_YOUR GOAL_: Please go line by line and repeat the data below exactly, with no images.

Web page and app entries:

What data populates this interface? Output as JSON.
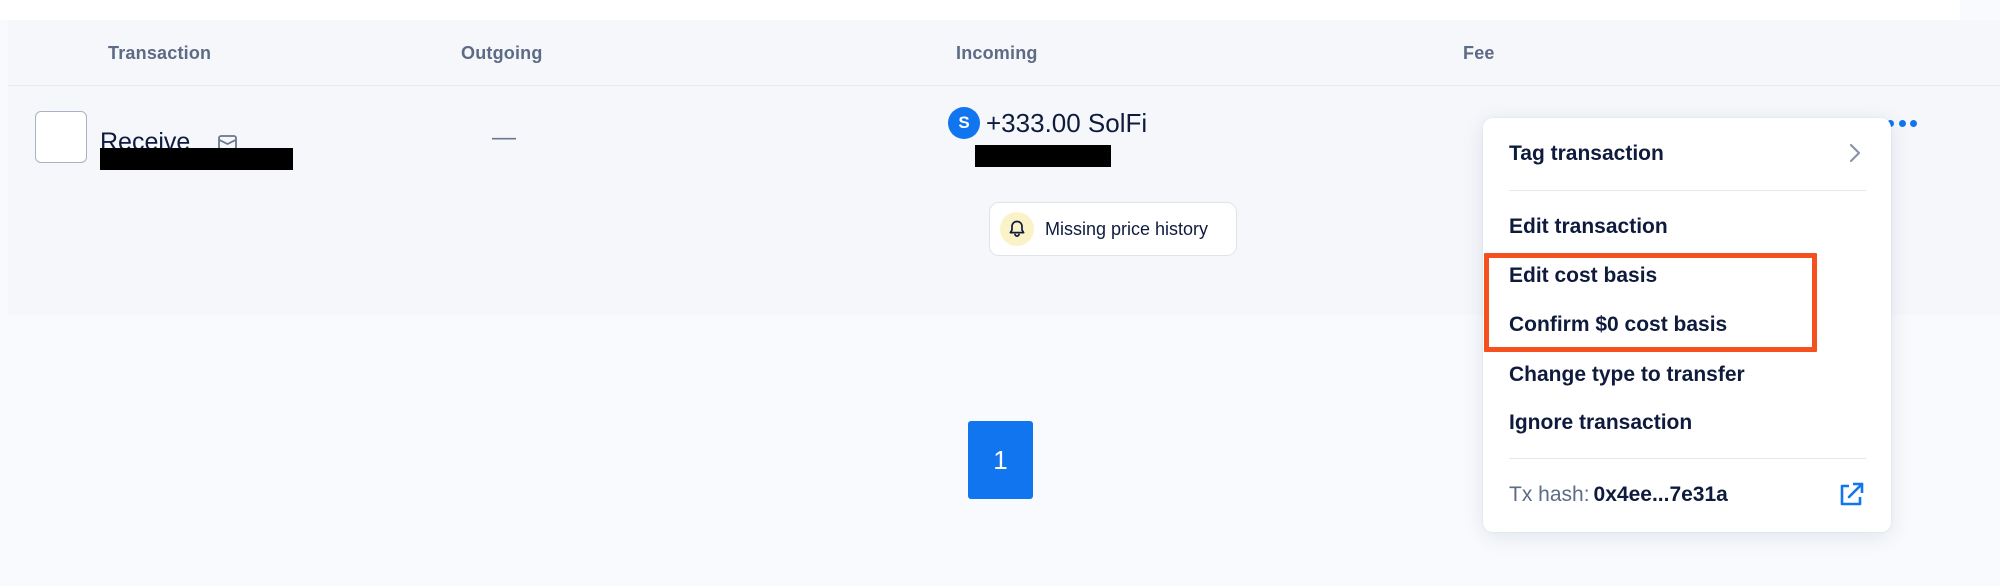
{
  "table": {
    "headers": {
      "transaction": "Transaction",
      "outgoing": "Outgoing",
      "incoming": "Incoming",
      "fee": "Fee"
    },
    "row": {
      "type_label": "Receive",
      "outgoing_value": "—",
      "incoming": {
        "coin_letter": "S",
        "amount": "+333.00 SolFi"
      },
      "warning_label": "Missing price history"
    }
  },
  "pagination": {
    "current_page": "1"
  },
  "menu": {
    "tag_transaction": "Tag transaction",
    "edit_transaction": "Edit transaction",
    "edit_cost_basis": "Edit cost basis",
    "confirm_zero_cost_basis": "Confirm $0 cost basis",
    "change_type_to_transfer": "Change type to transfer",
    "ignore_transaction": "Ignore transaction",
    "tx_hash_label": "Tx hash:",
    "tx_hash_value": "0x4ee...7e31a"
  },
  "colors": {
    "accent": "#1275f0",
    "highlight": "#f4511e",
    "warning_bg": "#fbf3c7"
  },
  "icons": {
    "mail": "mail-icon",
    "coin": "coin-icon",
    "bell": "bell-icon",
    "more": "more-options-icon",
    "chevron": "chevron-right-icon",
    "external": "external-link-icon"
  }
}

_YOUR SOLUTION_:
What data populates this interface? Output as JSON.
{
  "table": {
    "headers": {
      "transaction": "Transaction",
      "outgoing": "Outgoing",
      "incoming": "Incoming",
      "fee": "Fee"
    },
    "row": {
      "type_label": "Receive",
      "outgoing_value": "—",
      "incoming": {
        "coin_letter": "S",
        "amount": "+333.00 SolFi"
      },
      "warning_label": "Missing price history"
    }
  },
  "pagination": {
    "current_page": "1"
  },
  "menu": {
    "tag_transaction": "Tag transaction",
    "edit_transaction": "Edit transaction",
    "edit_cost_basis": "Edit cost basis",
    "confirm_zero_cost_basis": "Confirm $0 cost basis",
    "change_type_to_transfer": "Change type to transfer",
    "ignore_transaction": "Ignore transaction",
    "tx_hash_label": "Tx hash:",
    "tx_hash_value": "0x4ee...7e31a"
  },
  "colors": {
    "accent": "#1275f0",
    "highlight": "#f4511e",
    "warning_bg": "#fbf3c7"
  },
  "icons": {
    "mail": "mail-icon",
    "coin": "coin-icon",
    "bell": "bell-icon",
    "more": "more-options-icon",
    "chevron": "chevron-right-icon",
    "external": "external-link-icon"
  }
}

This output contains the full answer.